Facebook Pages for Therapists: Some Benefits and Risks

I SAID THERE WOULD BE PRIZESSome therapists have embraced Facebook and others are hesitant to venture into social networking arena.  Here are my thoughts on the benefits and risks of setting up a Facebook page. Benefits of a Facebook Page for your Practice

  • Free marketing.
  • Raises visibility of your practice.
  • Allows Facebook users to easily find your practice.
  • Provide education and resources to those who "like" your page.
  • Post links to your website on your page wall to increase your web traffic.
  • Network with other local businesses to increase referrals.
  • You will have the option of posting on Facebook as your therapy clinic page name (instead of your personal profile name) allowing you to network, post on other Facebook pages, and increase visitors to your Facebook  page.
  • People who "like" your page can not contact you directly or message you through Facebook.
  • As the page administrator you have many options to control what content others are allowed to post on your page.
  • There are amazing apps available for pages that will help you build your business.
  • You can set up your website blog feed to automatically post to your page.

Concerns Regarding a Practice Facebook Page

  • Privacy cannot be guaranteed. Any use of technology carries some risk of breach of confidentiality. Here's what Facebook.com privacy policy disclaimer says:
  • Although we allow you to set privacy options that limit access to your information, please be aware that no security measures are perfect or impenetrable. We cannot control the actions of other users with whom you share your information. We cannot guarantee that only authorized persons will view your information. We cannot ensure that information you share on Facebook will not become publicly available.

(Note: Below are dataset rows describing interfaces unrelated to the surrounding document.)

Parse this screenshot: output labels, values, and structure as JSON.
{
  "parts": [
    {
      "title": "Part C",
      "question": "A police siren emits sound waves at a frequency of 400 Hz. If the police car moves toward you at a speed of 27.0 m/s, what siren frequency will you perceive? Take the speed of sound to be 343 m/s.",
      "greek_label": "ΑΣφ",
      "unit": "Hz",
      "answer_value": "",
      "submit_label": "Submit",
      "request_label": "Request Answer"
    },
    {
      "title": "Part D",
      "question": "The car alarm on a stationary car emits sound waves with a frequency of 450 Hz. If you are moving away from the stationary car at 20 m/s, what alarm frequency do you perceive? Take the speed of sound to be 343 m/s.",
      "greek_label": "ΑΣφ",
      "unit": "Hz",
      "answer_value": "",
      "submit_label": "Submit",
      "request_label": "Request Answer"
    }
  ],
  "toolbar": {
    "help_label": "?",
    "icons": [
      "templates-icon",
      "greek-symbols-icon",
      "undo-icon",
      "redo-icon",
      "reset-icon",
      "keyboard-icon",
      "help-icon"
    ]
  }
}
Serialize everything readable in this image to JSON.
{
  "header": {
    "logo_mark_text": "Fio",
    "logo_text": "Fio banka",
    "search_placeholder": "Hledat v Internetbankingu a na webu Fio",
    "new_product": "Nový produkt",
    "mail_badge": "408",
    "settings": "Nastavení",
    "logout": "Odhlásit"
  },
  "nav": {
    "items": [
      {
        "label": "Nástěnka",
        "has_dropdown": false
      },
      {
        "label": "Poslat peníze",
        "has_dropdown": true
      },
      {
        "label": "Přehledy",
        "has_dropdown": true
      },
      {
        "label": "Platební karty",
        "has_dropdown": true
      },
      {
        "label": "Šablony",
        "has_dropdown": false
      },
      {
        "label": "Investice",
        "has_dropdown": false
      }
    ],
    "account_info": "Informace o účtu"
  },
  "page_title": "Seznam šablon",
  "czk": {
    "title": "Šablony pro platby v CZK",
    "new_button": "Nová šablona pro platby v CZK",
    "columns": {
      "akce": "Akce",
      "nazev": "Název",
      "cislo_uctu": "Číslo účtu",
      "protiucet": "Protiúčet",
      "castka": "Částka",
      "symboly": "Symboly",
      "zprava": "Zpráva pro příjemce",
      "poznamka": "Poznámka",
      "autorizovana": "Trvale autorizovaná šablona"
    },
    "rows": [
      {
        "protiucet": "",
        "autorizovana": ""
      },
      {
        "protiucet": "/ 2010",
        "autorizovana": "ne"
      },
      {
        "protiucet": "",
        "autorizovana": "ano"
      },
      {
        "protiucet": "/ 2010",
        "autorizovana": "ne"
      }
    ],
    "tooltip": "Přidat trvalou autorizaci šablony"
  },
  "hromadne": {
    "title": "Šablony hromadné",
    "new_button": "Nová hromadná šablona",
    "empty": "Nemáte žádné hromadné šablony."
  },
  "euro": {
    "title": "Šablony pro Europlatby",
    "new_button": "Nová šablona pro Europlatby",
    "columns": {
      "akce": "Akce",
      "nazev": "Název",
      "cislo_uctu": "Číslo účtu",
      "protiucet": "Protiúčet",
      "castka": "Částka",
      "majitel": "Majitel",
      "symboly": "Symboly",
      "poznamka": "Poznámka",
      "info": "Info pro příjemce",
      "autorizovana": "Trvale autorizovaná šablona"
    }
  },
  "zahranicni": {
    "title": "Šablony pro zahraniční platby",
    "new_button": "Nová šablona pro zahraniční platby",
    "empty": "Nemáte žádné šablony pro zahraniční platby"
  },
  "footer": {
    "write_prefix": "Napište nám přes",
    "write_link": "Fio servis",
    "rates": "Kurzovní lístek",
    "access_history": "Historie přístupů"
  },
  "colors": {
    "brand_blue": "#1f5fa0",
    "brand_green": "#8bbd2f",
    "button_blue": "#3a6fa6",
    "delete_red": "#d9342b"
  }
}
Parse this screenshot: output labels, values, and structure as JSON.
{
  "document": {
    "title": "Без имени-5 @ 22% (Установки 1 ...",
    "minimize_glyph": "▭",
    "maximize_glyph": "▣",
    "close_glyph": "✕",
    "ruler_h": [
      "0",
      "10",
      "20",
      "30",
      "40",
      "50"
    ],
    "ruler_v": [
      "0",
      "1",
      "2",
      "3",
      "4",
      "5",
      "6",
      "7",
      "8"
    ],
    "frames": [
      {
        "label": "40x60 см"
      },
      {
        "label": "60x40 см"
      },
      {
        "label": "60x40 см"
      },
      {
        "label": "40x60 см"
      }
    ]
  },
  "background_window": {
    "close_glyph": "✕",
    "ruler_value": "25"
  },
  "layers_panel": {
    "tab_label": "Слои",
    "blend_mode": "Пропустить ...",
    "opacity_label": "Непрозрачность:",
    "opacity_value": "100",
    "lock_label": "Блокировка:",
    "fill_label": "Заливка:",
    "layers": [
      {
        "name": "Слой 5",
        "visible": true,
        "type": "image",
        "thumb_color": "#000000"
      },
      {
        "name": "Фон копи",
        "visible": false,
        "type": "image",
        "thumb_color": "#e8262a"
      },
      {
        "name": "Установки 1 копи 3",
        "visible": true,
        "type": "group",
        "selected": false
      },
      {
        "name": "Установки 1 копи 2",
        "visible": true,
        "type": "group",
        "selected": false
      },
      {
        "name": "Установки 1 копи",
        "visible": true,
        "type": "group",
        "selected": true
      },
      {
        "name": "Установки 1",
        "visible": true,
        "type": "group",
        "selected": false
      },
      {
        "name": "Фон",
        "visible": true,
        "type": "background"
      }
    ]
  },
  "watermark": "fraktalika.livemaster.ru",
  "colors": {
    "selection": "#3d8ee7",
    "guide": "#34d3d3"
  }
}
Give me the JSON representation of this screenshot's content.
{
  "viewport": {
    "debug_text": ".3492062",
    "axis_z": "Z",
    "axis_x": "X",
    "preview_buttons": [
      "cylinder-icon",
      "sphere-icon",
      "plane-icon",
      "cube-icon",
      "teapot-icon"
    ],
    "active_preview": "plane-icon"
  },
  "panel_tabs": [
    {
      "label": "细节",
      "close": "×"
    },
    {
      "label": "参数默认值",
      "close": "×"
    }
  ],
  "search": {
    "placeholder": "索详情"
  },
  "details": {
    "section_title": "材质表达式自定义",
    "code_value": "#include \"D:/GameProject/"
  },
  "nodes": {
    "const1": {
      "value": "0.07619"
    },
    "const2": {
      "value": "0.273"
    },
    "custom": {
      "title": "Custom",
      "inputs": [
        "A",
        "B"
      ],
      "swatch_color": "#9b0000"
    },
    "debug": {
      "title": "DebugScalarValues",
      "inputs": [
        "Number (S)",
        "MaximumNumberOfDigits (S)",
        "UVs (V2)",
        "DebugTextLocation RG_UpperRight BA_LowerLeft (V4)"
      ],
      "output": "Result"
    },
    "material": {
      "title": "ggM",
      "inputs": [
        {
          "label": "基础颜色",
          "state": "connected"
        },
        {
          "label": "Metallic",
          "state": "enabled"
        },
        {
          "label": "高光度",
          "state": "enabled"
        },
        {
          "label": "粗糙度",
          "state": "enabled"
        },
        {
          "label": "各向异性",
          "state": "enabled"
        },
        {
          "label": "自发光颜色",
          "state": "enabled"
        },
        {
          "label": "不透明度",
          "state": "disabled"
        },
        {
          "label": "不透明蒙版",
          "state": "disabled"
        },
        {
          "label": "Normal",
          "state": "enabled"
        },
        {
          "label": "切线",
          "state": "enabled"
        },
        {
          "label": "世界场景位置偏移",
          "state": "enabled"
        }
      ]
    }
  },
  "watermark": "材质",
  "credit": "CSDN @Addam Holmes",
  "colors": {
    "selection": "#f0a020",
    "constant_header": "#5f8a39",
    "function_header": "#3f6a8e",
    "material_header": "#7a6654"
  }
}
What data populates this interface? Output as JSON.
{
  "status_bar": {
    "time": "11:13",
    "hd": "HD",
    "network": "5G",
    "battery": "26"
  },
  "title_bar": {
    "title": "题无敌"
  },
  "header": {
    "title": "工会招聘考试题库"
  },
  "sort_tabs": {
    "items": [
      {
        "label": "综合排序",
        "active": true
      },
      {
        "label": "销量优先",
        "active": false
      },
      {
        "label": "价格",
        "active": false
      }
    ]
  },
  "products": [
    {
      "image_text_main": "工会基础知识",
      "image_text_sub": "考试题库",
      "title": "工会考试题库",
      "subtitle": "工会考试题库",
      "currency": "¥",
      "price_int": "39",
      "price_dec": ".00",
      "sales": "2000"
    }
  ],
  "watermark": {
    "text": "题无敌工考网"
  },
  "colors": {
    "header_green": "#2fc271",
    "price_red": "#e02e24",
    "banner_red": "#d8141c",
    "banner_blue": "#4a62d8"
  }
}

  • Potential for dual relationships. Clients may choose to identify themselves as your client in their posts or comments. While there is no way for visitors to know which of you "likes" are clients and which are family, friends, business associates, and others people may make assumptions based on who "likes" your page.
  • Impact to client-therapist relationship. Issues may arise through interacting on your page that may impact the therapeutic relationship. For example, if a client comments on an article that you post and you don't comment back, he or she may be hurt. Consider adding a social media policy to your privacy policy on your website and or initial client paperwork that outlines your professional boundaries.
  • It takes time to update and maintain a Facebook page.

As therapists, we have to weigh the benefits and the risks. Do you have a Facebook page for your practice? If you've decide to set up a Facebook page for your practice, my next post will help you get started.

Creative Commons License photo credit: mr. nightshade